26 of July Celebrations (Dia de la Rebeldía Nacional), Santiago de Cuba & other cities. No other date on Cuba's revolutionary calendar is as important as the Day of National Rebellion. Every city celebrates at this time in July, with the Moncada barracks in Santiago de Cuba as the epicenter of activity. However, the main televised celebration rotates between cities every year. This being Cuba, you also get music concerts and plenty of street festivities wed to political speechifying.
Fall (September to November)
The weather stays very, very rainy in fall in Cuba, with September and October additionally the most likely months to experience hurricanes (although it should be said that hurricanes rarely affect visitors to Cuba too much). There is little escape from the rain either, as every part of the country pretty much suffers torrential rains.

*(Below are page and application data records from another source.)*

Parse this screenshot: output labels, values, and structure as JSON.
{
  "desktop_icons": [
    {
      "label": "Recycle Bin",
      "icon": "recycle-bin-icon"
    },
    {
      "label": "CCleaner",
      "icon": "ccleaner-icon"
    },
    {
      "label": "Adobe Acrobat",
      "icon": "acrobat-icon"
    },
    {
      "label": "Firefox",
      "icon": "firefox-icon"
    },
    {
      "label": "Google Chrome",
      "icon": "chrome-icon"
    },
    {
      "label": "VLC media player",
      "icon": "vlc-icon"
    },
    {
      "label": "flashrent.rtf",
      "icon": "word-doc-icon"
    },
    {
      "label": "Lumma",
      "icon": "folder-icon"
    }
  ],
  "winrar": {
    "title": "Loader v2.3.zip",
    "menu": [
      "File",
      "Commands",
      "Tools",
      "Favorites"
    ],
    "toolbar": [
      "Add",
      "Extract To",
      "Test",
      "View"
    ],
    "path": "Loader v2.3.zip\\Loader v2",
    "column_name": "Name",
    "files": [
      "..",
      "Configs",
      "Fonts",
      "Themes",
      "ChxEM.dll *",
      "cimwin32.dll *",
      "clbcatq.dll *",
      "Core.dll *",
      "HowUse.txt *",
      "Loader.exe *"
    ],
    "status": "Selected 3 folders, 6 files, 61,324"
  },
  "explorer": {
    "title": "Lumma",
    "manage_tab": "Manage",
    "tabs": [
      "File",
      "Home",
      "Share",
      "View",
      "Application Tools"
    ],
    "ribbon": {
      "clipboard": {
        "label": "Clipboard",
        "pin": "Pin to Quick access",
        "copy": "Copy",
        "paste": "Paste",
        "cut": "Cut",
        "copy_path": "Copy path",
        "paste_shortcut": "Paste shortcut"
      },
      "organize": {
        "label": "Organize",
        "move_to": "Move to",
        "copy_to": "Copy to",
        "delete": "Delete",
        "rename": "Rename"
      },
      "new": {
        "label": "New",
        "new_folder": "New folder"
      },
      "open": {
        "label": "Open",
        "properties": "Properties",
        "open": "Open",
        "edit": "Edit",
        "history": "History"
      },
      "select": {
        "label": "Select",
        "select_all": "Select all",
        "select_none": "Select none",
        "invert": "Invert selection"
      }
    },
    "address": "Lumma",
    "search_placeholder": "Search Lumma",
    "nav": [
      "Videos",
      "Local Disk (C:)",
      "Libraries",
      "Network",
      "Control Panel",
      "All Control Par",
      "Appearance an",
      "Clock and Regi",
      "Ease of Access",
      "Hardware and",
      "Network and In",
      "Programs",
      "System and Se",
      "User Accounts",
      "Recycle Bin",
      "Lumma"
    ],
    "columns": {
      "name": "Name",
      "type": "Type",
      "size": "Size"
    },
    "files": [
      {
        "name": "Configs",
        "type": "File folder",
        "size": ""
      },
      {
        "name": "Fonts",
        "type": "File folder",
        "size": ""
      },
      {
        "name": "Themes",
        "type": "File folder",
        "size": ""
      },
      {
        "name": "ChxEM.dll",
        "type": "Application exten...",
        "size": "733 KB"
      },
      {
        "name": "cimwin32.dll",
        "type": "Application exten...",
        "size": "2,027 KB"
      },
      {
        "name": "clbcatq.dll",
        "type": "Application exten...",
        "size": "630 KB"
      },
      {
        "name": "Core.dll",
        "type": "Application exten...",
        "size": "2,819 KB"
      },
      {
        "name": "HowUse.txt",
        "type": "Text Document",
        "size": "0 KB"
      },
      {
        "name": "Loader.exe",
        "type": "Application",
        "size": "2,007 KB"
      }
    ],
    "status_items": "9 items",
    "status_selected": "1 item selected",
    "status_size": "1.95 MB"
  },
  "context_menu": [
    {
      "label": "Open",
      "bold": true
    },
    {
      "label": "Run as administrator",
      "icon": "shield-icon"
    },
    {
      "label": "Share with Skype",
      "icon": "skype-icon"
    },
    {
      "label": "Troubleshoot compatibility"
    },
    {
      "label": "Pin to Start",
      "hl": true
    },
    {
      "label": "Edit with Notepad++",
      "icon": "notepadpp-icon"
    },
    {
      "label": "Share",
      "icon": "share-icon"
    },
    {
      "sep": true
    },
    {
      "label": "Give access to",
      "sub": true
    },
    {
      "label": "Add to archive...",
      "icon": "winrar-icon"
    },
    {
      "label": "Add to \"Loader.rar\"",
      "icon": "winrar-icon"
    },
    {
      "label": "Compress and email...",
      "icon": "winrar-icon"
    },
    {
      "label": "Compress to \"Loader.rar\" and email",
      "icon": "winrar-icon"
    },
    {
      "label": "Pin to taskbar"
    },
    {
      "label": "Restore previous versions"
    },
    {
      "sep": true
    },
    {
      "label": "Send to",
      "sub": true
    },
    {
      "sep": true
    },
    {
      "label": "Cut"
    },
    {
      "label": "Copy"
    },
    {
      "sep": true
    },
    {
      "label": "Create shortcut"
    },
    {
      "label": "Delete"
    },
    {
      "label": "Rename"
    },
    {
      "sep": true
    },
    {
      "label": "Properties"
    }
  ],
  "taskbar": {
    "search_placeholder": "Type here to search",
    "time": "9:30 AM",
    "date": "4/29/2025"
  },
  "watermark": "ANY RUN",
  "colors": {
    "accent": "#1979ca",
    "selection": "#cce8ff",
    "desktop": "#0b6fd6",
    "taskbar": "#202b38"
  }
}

The mountain regions of Santiago de Cuba and Guantánamo receive the highest rainfall of all. Temperatures are coming back down after their highs in the summer, with average highs in Havana no more than 86°F (30°C) in September/October, and often a lot lower. Continued rain, hurricanes, and cooler weather keep the visitors away: traveler numbers are at their lowest levels of the year in September and October, and only pick up again into November.
These months are good for lingering in the bigger cities such as Havana and Santiago de Cuba, with their wealth of indoor and cultural activities, and this sentiment is echoed by the fact these destinations have the best festivals of this season. See here for how to spend a perfect day in Havana. If you do choose to head to the countryside this month, Pinar del Río province might be the best bet. It is the driest part of a rather wet country right now, with tobacco planting in full swing, making this an interesting way to gain an insight into Cuban cigar making. If the rains come here, the area around Viñales has Cuba's most extensive caves: it could be time for a trip underground!
Festival de Son, Santiago de Cuba. Santiago de Cuba is the birthplace of son, the most quintessential and well-known of Cuba's traditional music genres. So, fittingly it hosts this annual October festival, when the nation’s top performers are joined by international artists. It also encompasses concerts and competitions spanning cha-cha-cha, danzón, mambo, and salsa.
Havana Ballet Festival, Havana. Cuba’s ballet corps are world-renowned, so count yourself lucky if your visit coincides with this October festival beloved of Cubans and held every two years. The main venue is the Gran Teatro Alicia Alonso de La Habana.
Havana Classical Music Festival, Havana. Concert halls, churches, and cultural centers throughout Havana in the middle of November host classical and chamber music in memory of 18th-century Cuban composer Estebán Salas.